Nicole is a museum professional and a scholar of early modern European art who is interested in interrogating the traditional centering of Renaissance and Baroque art in museums and finding new ways for these works to resonate with today’s audiences. At the Philadelphia Museum of Art, she currently facilitates academic engagement with regional art history departments and programming for fellows. She holds a Ph.D. in Art History from the University of Delaware, an M.A. in Art History from Temple University, and a B.F.A. in Studio Art. She has previously held curatorial positions at Science History Institute and The Leiden Collection and regularly teaches at local universities. Nicole is an elected trustee on the leadership team of the Philadelphia Museum of Art Union and believes in the critical importance of advocating for labor rights in museums.
Associate Registrar and Collection Data Manager, Portland Museum of Art
Member of Portland Museum of Art Union, UAW 2110

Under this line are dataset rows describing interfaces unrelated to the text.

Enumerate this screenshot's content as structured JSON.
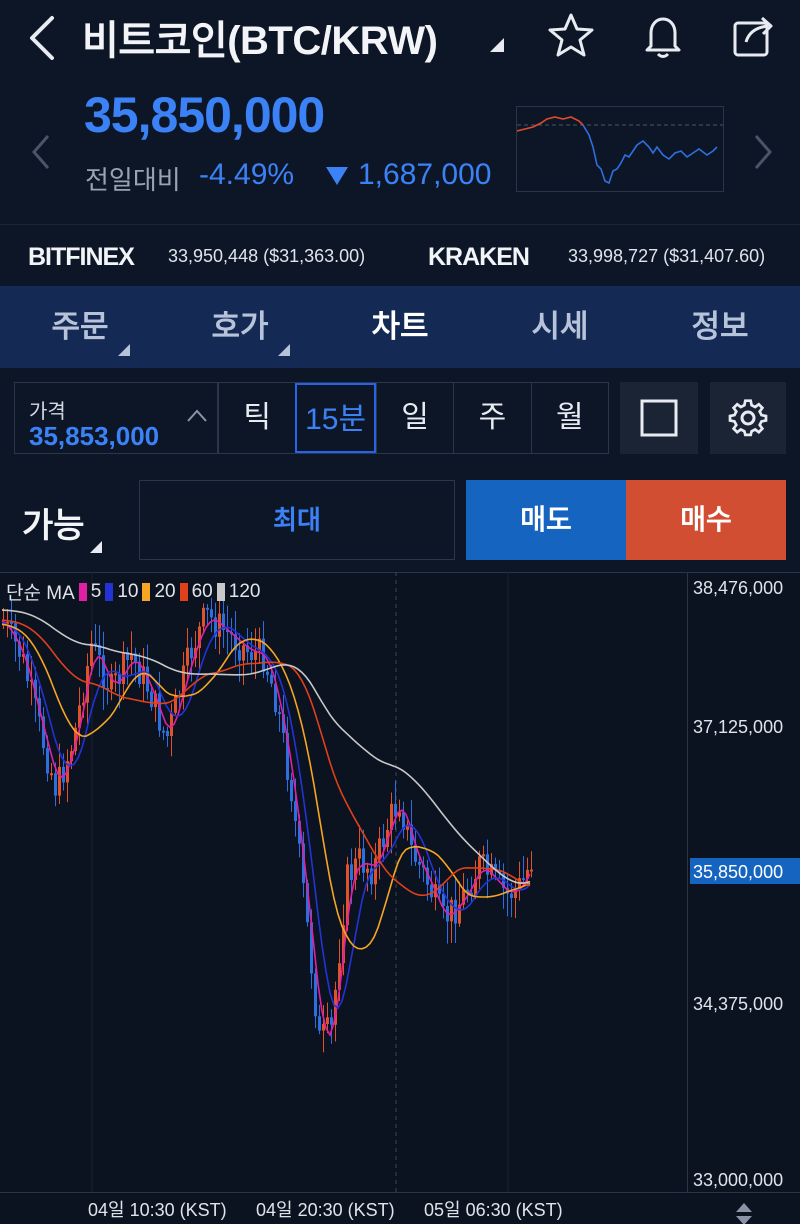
{
  "header": {
    "title": "비트코인(BTC/KRW)"
  },
  "ticker": {
    "price": "35,850,000",
    "change_label": "전일대비",
    "change_pct": "-4.49%",
    "change_amount": "1,687,000",
    "direction": "down"
  },
  "exchanges": [
    {
      "name": "BITFINEX",
      "value": "33,950,448 ($31,363.00)"
    },
    {
      "name": "KRAKEN",
      "value": "33,998,727 ($31,407.60)"
    }
  ],
  "tabs": [
    {
      "label": "주문",
      "has_menu": true,
      "active": false
    },
    {
      "label": "호가",
      "has_menu": true,
      "active": false
    },
    {
      "label": "차트",
      "has_menu": false,
      "active": true
    },
    {
      "label": "시세",
      "has_menu": false,
      "active": false
    },
    {
      "label": "정보",
      "has_menu": false,
      "active": false
    }
  ],
  "price_input": {
    "label": "가격",
    "value": "35,853,000"
  },
  "intervals": [
    {
      "label": "틱",
      "active": false
    },
    {
      "label": "15분",
      "active": true
    },
    {
      "label": "일",
      "active": false
    },
    {
      "label": "주",
      "active": false
    },
    {
      "label": "월",
      "active": false
    }
  ],
  "trade": {
    "available_label": "가능",
    "max_label": "최대",
    "sell_label": "매도",
    "buy_label": "매수"
  },
  "colors": {
    "accent_blue": "#3b82f6",
    "sell_blue": "#1565c0",
    "buy_red": "#d24e33",
    "tab_bg": "#142a55",
    "background": "#0d1626"
  },
  "icons": [
    "back-icon",
    "caret-icon",
    "star-icon",
    "bell-icon",
    "share-icon",
    "chevron-left-icon",
    "chevron-right-icon",
    "chevron-up-icon",
    "square-icon",
    "gear-icon",
    "scroll-handle-icon"
  ],
  "chart_data": {
    "type": "candlestick",
    "indicator_label": "단순 MA",
    "ma": [
      {
        "period": "5",
        "color": "#e11fa5"
      },
      {
        "period": "10",
        "color": "#2433d6"
      },
      {
        "period": "20",
        "color": "#f5a623"
      },
      {
        "period": "60",
        "color": "#e0401a"
      },
      {
        "period": "120",
        "color": "#c8c8c8"
      }
    ],
    "y_ticks": [
      "38,476,000",
      "37,125,000",
      "34,375,000",
      "33,000,000"
    ],
    "current_price_label": "35,850,000",
    "ylim": [
      33000000,
      38476000
    ],
    "x_ticks": [
      "04일 10:30 (KST)",
      "04일 20:30 (KST)",
      "05일 06:30 (KST)"
    ]
  }
}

Whitney Stanley is the Associate Registrar and Collection Data Manager at the Portland Museum of Art, Maine where she has held her position since 2018. She is on the organizing committee of the Maine PMA Union, UAW Local 2110. Whitney has 13 years of experience in the museum field, holding positions in visitor services, education, conservation, and curatorial at multiple institutions including the Isabella Stewart Gardner Museum and the Museum of Fine Arts, Boston.
Policy Counsel, Maine ACLU
Michael Kebede is Policy Counsel at the ACLU of Maine, where he advocates at the state and local level for policy that advances civil rights and liberties for all people in Maine.
Before joining the ACLU in 2019, Michael was Consumer Rights Advocate at Maine Equal Justice, a non-profit civil legal services organization in Augusta. There, he lobbied to advance the rights of low-income people in lending, utilities, and housing law. Before that, Michael was an Associate at Verrill, a full-service law firm in Portland, Maine. At Verrill, Michael represented clients in patent disputes, complex commercial matters, and personal injury cases.
Michael earned his law degree from Boston College Law School, and was awarded the Alumni Association Award at graduation. Following law school, Michael served as law clerk to Chief Justice Saufley of the Maine Supreme Judicial Court. Michael earned his master’s degree from the University of Oxford in Socio-Legal Research, and his bachelor’s degree from the University of Massachusetts at Amherst in Anthropology and Social Thought and Political Economy
SPACE reopens today May 20th, for the first time in 14 months. Like many, our staff and the artists we work with have learned a lot about the changing world of labor through this pandemic. Much has changed internally, locally, and nationally in the arts and SPACE hopes to facilitate an open community conversation with our partner, Southern Maine Workers Center, to explore the issues raised within our field this year.
All of those who are interested in labor organizing, the arts, the cultural workforce, ethics, unions, Working Artists for the Greater Economy (WAGE) and more are welcome to join us for this important conversation.
SPACE acknowledges that many of our office staff had the privilege to stay employed through the PPP loan period, but our event and production staff had no clear roadmap without live events to produce. We offer our solidarity to all of those whose labor conditions changed during this year, and to BIPOC+, queer, femme, and parent workers who have been disproportionately effected by job losses during the pandemic.
Community Conversations are supported by the Samuel L Cohen Foundation.